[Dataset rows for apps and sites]

□ □ □ □

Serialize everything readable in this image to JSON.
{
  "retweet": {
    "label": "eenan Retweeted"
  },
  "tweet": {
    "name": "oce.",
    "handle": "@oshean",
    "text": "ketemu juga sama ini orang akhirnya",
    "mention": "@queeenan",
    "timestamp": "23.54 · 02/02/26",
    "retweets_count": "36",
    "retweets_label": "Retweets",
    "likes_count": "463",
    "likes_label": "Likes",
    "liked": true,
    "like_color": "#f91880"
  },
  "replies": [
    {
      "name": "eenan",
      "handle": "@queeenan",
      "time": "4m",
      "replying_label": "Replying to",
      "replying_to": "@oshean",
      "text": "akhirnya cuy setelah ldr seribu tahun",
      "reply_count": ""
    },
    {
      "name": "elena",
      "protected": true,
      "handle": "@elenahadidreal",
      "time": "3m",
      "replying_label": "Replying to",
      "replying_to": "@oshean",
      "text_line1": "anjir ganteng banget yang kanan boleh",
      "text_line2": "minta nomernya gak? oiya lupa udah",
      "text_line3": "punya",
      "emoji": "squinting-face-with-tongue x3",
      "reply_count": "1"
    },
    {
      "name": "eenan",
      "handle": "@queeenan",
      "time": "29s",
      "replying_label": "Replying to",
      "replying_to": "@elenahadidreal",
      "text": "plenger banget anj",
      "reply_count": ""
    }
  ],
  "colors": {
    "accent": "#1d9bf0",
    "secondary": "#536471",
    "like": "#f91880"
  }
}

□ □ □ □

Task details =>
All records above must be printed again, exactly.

Exercise result =>
Serialize everything readable in this image to JSON.
{
  "retweet": {
    "label": "eenan Retweeted"
  },
  "tweet": {
    "name": "oce.",
    "handle": "@oshean",
    "text": "ketemu juga sama ini orang akhirnya",
    "mention": "@queeenan",
    "timestamp": "23.54 · 02/02/26",
    "retweets_count": "36",
    "retweets_label": "Retweets",
    "likes_count": "463",
    "likes_label": "Likes",
    "liked": true,
    "like_color": "#f91880"
  },
  "replies": [
    {
      "name": "eenan",
      "handle": "@queeenan",
      "time": "4m",
      "replying_label": "Replying to",
      "replying_to": "@oshean",
      "text": "akhirnya cuy setelah ldr seribu tahun",
      "reply_count": ""
    },
    {
      "name": "elena",
      "protected": true,
      "handle": "@elenahadidreal",
      "time": "3m",
      "replying_label": "Replying to",
      "replying_to": "@oshean",
      "text_line1": "anjir ganteng banget yang kanan boleh",
      "text_line2": "minta nomernya gak? oiya lupa udah",
      "text_line3": "punya",
      "emoji": "squinting-face-with-tongue x3",
      "reply_count": "1"
    },
    {
      "name": "eenan",
      "handle": "@queeenan",
      "time": "29s",
      "replying_label": "Replying to",
      "replying_to": "@elenahadidreal",
      "text": "plenger banget anj",
      "reply_count": ""
    }
  ],
  "colors": {
    "accent": "#1d9bf0",
    "secondary": "#536471",
    "like": "#f91880"
  }
}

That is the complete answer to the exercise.